Rooms can have the requirement that they are adjacent to a specific other room. In our case, the Lobby must always be adjacent to the Front Entrance. In keeping with the Greedy approach, we want to maximise the fulfilled requirements at each iteration, so as soon as a room is placed upon which another room depends, the dependant room (in this case the Lobby) is inserted. This means that the order of placement is first Front Entrance, then Lobby, then Side Entrance.
Once we have valid entrances, we can get on with the meat of the generator, which involves placing all the other rooms that we chose in the first step. Before placing the rooms, they are sorted as follows:
As public rooms have the requirement that they are adjacent to other public rooms, and large rooms have the implicit requirement that they need more space, this greedy approach minimises the chance of an invalid club being generated: if there’s only one spot where a large room will fit, we don’t want to place smaller rooms there first. Similarly, we don’t want to place private rooms in places that will prevent public rooms from being connected together.
At this point the club requirements should be met. All the rooms that were chosen have been placed, and we should have a working club level. It is possible that some required rooms couldn’t be placed, in which case the club is not valid. In this case we simply increment the seed (the number used to initialize the Random Number Generator), and try again.
If all the required rooms were placed, however, there are still empty spaces in the club. To fill up this space, we have a special “filler” room type, which has no requirements and can be placed anywhere. The generator simply places these whereever they will fit, until they can fit no more.
Finally, there may be some spaces remaining that are too small for real rooms. We take the same approach as with the Filler rooms here, but instead with special ‘corridor’ rooms that are only a single cell wide.
Now all the rooms have been placed, along with doors that were needed to fulfill room requirements. However, extra doors may be placed to give the club alternate pathways. Each room type has a minimum and maximum number of doors which it can support. We simply add doors to rooms until we fulfill at least the minimum number of doors, and randomly add extra doors to those rooms which support more.
Outside “rooms” are not really rooms, but are ways of adding some context to the entrance by placing some objects outside the club in sensible locations, such as a queue of people waiting to get in, or a couple of bouncers. As far as the DiscoGenerator is concerned, they are simply rooms that must be placed outside and adjacent to an entrance. These are placed last.
The club is now complete. We now connect the generated layout to levels that have been authored in the Unreal Engine. Each room placed so far has a type and a size, and there may be multiple room levels that support this layout. For each room, we simply choose one level at random from the pool of supporting levels.

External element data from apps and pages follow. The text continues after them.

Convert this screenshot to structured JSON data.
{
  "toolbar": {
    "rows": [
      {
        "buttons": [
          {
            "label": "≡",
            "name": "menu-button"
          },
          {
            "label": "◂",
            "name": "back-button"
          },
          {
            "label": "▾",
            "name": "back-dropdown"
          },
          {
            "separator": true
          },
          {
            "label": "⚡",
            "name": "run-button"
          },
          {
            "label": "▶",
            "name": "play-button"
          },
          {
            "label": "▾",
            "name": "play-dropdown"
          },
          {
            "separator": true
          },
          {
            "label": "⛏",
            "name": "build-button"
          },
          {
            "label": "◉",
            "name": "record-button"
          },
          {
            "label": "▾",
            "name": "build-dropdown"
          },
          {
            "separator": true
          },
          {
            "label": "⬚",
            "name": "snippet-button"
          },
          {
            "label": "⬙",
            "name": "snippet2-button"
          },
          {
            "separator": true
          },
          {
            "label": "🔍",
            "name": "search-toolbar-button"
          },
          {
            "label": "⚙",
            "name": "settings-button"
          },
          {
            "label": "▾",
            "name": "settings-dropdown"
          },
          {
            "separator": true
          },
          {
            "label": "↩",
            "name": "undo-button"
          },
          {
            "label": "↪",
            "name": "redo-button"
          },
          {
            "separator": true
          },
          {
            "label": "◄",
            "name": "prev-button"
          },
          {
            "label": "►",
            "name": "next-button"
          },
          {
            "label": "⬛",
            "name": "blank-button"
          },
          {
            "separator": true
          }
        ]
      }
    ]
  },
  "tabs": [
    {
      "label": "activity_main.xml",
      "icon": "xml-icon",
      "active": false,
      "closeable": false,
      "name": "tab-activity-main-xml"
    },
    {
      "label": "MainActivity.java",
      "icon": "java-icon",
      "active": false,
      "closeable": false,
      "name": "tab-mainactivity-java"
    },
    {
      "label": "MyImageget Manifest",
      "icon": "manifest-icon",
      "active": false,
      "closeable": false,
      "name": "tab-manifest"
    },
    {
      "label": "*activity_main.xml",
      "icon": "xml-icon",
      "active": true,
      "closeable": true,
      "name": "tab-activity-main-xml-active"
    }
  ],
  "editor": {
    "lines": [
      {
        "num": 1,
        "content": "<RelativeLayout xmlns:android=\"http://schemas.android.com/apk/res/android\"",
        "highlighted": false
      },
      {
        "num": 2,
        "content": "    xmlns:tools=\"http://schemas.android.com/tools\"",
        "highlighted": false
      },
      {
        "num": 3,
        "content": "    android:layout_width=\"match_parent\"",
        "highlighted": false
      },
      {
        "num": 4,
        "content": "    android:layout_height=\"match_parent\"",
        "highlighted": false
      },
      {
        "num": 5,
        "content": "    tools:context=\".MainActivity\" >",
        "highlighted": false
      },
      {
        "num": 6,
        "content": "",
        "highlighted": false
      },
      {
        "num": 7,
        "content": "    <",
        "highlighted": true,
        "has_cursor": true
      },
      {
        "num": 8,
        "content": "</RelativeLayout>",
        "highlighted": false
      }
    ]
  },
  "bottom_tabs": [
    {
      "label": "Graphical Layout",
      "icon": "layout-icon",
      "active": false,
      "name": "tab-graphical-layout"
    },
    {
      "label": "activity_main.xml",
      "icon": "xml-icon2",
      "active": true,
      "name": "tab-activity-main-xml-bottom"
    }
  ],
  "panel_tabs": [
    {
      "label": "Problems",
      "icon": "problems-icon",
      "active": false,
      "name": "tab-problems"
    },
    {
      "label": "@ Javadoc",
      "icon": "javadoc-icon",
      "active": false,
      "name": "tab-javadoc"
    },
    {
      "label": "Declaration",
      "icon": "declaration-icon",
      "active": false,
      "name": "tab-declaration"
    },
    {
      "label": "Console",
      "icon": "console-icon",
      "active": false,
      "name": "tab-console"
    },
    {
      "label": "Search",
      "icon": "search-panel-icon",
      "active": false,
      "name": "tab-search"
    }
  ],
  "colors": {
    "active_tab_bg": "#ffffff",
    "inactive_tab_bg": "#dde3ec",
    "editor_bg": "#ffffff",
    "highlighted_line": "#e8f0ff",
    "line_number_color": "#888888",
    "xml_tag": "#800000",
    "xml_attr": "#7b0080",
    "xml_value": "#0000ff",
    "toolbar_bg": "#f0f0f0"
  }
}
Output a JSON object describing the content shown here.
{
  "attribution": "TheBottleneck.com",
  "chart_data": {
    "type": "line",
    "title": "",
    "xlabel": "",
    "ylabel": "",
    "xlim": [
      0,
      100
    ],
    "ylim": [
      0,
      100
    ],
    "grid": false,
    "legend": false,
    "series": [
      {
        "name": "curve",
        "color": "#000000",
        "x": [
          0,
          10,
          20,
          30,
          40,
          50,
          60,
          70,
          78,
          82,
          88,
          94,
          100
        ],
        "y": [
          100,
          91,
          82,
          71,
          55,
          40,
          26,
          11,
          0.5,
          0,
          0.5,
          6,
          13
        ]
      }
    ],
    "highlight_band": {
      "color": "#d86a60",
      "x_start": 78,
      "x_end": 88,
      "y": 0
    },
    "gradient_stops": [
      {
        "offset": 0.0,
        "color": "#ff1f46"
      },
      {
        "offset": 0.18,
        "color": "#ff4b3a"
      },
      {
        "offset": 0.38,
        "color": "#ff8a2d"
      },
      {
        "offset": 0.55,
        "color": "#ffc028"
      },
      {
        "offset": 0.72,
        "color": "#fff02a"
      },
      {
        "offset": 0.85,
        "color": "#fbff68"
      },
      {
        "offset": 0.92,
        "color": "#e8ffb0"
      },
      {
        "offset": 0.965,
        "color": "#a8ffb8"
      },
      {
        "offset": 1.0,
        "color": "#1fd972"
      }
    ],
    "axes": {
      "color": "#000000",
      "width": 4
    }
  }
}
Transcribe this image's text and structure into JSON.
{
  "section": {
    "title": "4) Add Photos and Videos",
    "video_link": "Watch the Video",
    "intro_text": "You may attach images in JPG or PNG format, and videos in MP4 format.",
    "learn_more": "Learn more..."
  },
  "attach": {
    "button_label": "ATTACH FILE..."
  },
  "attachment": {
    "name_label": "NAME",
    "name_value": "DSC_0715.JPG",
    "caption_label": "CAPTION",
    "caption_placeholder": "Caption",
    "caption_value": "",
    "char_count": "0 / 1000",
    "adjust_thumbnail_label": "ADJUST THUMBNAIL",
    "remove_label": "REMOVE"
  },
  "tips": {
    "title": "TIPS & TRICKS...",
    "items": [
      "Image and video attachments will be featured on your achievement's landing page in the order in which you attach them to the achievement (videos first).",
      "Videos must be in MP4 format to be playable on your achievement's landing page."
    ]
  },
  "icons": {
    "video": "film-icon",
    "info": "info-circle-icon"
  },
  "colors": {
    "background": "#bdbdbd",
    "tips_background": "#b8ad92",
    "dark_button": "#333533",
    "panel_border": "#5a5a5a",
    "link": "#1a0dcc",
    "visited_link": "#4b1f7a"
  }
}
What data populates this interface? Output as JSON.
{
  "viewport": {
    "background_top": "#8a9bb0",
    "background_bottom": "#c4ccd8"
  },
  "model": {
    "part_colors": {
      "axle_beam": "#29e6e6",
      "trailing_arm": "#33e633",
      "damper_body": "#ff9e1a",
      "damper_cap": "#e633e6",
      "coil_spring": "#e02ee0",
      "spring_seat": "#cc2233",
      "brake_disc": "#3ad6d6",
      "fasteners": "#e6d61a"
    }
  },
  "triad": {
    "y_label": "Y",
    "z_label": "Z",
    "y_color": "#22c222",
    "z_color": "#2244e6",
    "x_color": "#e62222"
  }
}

The job of the DiscoGenerator is now complete: we have a finished club layout. Now it’s the job of another system to actually spawn the club and make it playable. How we do that is a topic for another time, but for now here’s a video of this loading happening. Note some of the rooms are empty - those are the (private) backrooms which we haven’t yet authored.
So that’s the basic algorithm we have so far! Of course, it’s very much subject to change as we get further into development. For now though, it has really helped us as it allows us to playtest the game with an unexpected experience every time, even as developers. going from a hand-made level to one where we didn’t know exactly where the objectives are was a great moment!
Let me know if you have any questions (or suggestions) on Twitter or in the comments. Also follow the inbetweengames team for more updates on the game, on Twitter, Facebook, and sign up to our newsletter! Being able to work without any NDAs is awesome and we’ll be posting more updates about our progress soon!